◆ What you should do: Going through the data below, please show each line containing the string "icon".

◆ Data records:
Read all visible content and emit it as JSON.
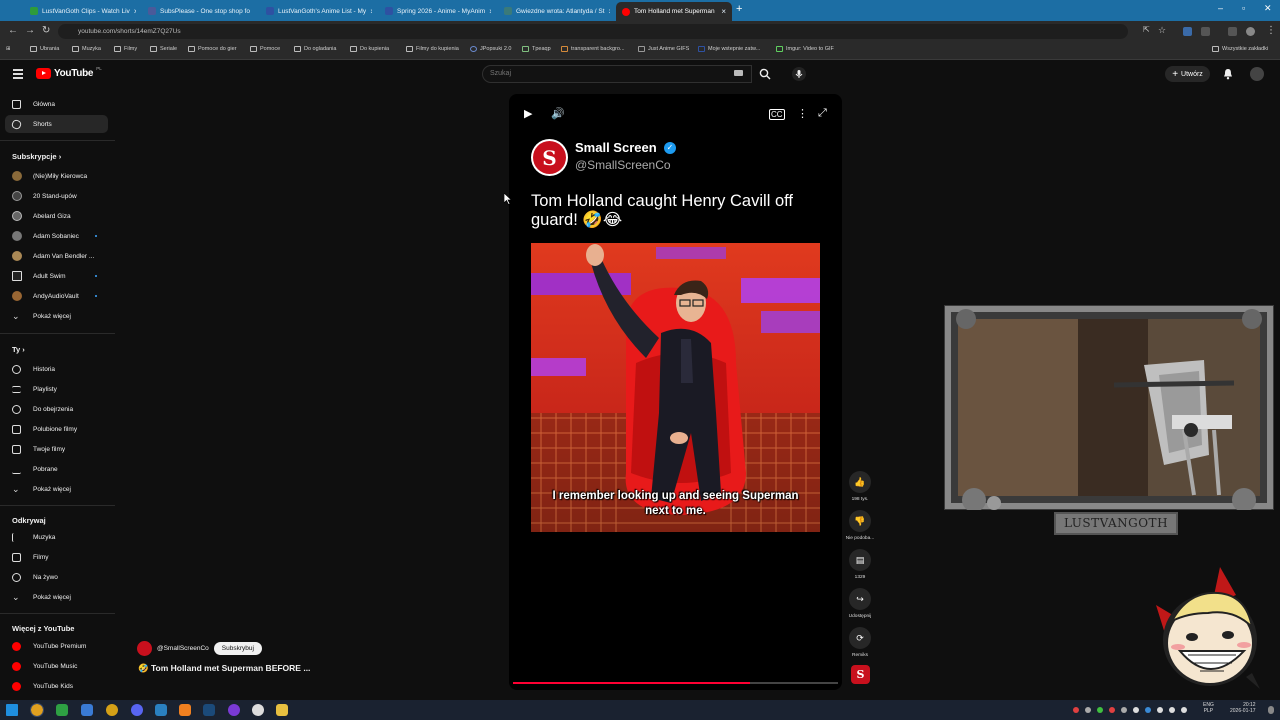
{
  "browser": {
    "tabs": [
      {
        "label": "LustVanGoth Clips - Watch Liv",
        "color": "#2e9b3a"
      },
      {
        "label": "SubsPlease - One stop shop fo",
        "color": "#4a5a9a"
      },
      {
        "label": "LustVanGoth's Anime List - My",
        "color": "#2e51a2"
      },
      {
        "label": "Spring 2026 - Anime - MyAnim",
        "color": "#2e51a2"
      },
      {
        "label": "Gwiezdne wrota: Atlantyda / St",
        "color": "#3a7a7a"
      },
      {
        "label": "Tom Holland met Superman",
        "color": "#ff0000"
      }
    ],
    "url": "youtube.com/shorts/14emZ7Q27Us",
    "bookmarks": [
      "Ubrania",
      "Muzyka",
      "Filmy",
      "Seriale",
      "Pomoce do gier",
      "Pomoce",
      "Do ogladania",
      "Do kupienia",
      "Filmy do kupienia",
      "JPopsuki 2.0",
      "Tpeaqp",
      "transparent backgro...",
      "Just Anime GIFS",
      "Moje wstepnie zatw...",
      "Imgur: Video to GIF"
    ],
    "all_bookmarks": "Wszystkie zakładki"
  },
  "header": {
    "logo": "YouTube",
    "country": "PL",
    "search_placeholder": "Szukaj",
    "create_label": "Utwórz"
  },
  "sidebar": {
    "main": [
      {
        "label": "Główna"
      },
      {
        "label": "Shorts"
      }
    ],
    "subs_heading": "Subskrypcje",
    "subscriptions": [
      {
        "label": "(Nie)Miły Kierowca",
        "color": "#8a6a3a",
        "dot": false
      },
      {
        "label": "20 Stand-upów",
        "color": "#444444",
        "dot": false
      },
      {
        "label": "Abelard Giza",
        "color": "#666666",
        "dot": false
      },
      {
        "label": "Adam Sobaniec",
        "color": "#777777",
        "dot": true
      },
      {
        "label": "Adam Van Bendler ...",
        "color": "#aa8855",
        "dot": false
      },
      {
        "label": "Adult Swim",
        "color": "#222222",
        "dot": true
      },
      {
        "label": "AndyAudioVault",
        "color": "#996633",
        "dot": true
      }
    ],
    "show_more": "Pokaż więcej",
    "you_heading": "Ty",
    "you": [
      {
        "label": "Historia"
      },
      {
        "label": "Playlisty"
      },
      {
        "label": "Do obejrzenia"
      },
      {
        "label": "Polubione filmy"
      },
      {
        "label": "Twoje filmy"
      },
      {
        "label": "Pobrane"
      },
      {
        "label": "Pokaż więcej"
      }
    ],
    "explore_heading": "Odkrywaj",
    "explore": [
      {
        "label": "Muzyka"
      },
      {
        "label": "Filmy"
      },
      {
        "label": "Na żywo"
      },
      {
        "label": "Pokaż więcej"
      }
    ],
    "more_heading": "Więcej z YouTube",
    "more": [
      {
        "label": "YouTube Premium"
      },
      {
        "label": "YouTube Music"
      },
      {
        "label": "YouTube Kids"
      }
    ]
  },
  "short": {
    "channel": "@SmallScreenCo",
    "subscribe_label": "Subskrybuj",
    "title": "🤣 Tom Holland met Superman BEFORE ...",
    "progress": 0.73
  },
  "video": {
    "tweet_name": "Small Screen",
    "tweet_handle": "@SmallScreenCo",
    "tweet_text": "Tom Holland caught Henry Cavill off guard! 🤣😂",
    "logo_letter": "S",
    "subtitle_line1": "I remember looking up and seeing Superman",
    "subtitle_line2": "next to me."
  },
  "actions": [
    {
      "label": "198 tys.",
      "icon": "thumbs-up-icon"
    },
    {
      "label": "Nie podoba...",
      "icon": "thumbs-down-icon"
    },
    {
      "label": "1329",
      "icon": "comment-icon"
    },
    {
      "label": "Udostępnij",
      "icon": "share-icon"
    },
    {
      "label": "Remiks",
      "icon": "remix-icon"
    }
  ],
  "overlay": {
    "cam_label": "LUSTVANGOTH"
  },
  "taskbar": {
    "lang1": "ENG",
    "lang2": "PLP",
    "time": "20:12",
    "date": "2026-01-17"
  }
}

◆ Output for this exercise:
      "icon": "thumbs-up-icon"
      "icon": "thumbs-down-icon"
      "icon": "comment-icon"
      "icon": "share-icon"
      "icon": "remix-icon"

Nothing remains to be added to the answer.